#### [Activity]
Copy each line of the material below that includes the string "testing".

#### [Supplied data]
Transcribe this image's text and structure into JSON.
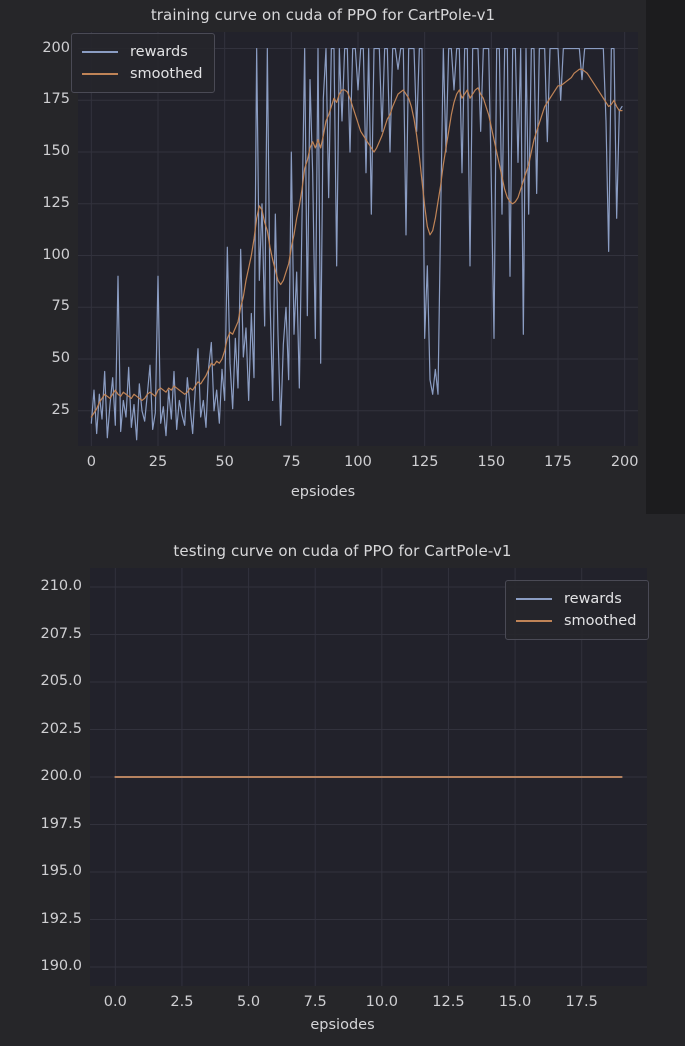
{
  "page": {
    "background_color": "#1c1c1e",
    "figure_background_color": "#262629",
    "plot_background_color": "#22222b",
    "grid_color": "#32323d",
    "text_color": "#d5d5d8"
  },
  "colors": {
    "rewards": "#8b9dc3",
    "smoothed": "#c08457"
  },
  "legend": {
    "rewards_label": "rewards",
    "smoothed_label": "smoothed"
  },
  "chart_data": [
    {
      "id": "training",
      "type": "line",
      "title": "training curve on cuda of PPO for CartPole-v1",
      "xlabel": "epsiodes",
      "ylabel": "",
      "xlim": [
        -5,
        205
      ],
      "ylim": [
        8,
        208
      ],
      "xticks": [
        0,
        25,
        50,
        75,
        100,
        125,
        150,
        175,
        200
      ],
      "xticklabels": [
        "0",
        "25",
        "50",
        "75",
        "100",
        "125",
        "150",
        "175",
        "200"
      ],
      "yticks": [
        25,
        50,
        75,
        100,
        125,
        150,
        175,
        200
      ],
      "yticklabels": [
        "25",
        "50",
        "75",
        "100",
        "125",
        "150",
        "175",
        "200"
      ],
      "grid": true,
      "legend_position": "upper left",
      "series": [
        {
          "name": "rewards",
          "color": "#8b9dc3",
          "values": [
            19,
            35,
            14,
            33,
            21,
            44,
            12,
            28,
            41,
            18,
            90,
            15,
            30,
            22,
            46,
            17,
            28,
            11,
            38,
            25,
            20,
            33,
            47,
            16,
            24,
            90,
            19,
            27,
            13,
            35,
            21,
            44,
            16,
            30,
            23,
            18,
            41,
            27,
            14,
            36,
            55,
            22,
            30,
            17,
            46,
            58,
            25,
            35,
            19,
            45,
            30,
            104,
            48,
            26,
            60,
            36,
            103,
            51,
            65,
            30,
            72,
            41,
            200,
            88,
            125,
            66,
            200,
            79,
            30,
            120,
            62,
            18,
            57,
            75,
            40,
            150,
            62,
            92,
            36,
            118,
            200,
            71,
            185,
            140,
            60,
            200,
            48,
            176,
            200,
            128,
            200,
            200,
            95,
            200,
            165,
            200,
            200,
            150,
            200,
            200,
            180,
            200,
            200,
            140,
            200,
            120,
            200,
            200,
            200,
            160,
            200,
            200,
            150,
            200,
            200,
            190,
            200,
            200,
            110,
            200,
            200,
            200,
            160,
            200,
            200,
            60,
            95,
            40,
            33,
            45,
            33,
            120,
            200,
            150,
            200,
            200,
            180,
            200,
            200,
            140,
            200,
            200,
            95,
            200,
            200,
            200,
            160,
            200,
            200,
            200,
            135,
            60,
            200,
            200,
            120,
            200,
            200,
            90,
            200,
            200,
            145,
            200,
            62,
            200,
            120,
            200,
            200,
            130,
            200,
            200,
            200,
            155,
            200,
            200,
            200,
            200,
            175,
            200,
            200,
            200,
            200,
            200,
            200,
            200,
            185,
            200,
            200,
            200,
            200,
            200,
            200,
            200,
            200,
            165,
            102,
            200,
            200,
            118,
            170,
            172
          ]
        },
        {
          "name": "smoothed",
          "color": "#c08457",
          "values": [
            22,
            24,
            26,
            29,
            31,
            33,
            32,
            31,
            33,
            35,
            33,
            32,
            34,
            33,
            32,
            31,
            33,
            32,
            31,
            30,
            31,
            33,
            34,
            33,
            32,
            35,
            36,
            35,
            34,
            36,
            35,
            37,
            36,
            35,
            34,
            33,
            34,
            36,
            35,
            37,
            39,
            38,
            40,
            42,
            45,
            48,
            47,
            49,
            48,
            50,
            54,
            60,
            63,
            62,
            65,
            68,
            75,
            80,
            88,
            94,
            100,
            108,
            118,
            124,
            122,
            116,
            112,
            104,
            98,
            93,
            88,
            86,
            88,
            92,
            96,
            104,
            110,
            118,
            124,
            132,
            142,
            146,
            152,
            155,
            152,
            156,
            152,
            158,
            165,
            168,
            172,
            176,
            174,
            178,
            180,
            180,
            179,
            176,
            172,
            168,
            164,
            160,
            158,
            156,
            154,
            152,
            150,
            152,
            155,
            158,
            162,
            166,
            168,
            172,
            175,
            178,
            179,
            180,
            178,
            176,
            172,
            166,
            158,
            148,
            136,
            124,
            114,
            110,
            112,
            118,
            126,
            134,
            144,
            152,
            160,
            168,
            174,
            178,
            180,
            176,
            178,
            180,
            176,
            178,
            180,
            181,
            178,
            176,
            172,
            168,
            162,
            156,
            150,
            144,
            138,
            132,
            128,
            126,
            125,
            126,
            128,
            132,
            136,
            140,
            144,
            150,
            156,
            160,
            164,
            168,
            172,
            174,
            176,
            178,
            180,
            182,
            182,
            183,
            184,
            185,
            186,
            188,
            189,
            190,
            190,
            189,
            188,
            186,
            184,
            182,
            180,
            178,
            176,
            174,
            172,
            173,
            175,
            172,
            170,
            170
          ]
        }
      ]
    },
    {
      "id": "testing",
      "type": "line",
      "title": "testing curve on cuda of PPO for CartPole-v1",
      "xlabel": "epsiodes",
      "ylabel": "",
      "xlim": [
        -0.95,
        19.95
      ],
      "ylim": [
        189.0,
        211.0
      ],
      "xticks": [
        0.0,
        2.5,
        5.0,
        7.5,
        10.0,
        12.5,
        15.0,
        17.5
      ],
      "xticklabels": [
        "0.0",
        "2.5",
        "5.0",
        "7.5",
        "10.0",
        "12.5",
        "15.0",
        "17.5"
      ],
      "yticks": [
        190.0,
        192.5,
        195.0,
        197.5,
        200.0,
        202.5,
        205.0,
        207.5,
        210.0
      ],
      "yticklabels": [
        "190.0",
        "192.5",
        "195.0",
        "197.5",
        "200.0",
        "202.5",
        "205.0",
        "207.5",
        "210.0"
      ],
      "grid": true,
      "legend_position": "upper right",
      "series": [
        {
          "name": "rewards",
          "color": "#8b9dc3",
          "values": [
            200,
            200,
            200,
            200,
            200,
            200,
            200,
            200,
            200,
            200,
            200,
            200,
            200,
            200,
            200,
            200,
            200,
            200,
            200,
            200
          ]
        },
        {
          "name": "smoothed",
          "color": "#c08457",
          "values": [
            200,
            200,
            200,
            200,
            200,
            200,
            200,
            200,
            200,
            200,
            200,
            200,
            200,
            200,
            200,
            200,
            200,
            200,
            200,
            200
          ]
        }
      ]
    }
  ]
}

#### [Answer to the problem]
      "id": "testing",
      "title": "testing curve on cuda of PPO for CartPole-v1",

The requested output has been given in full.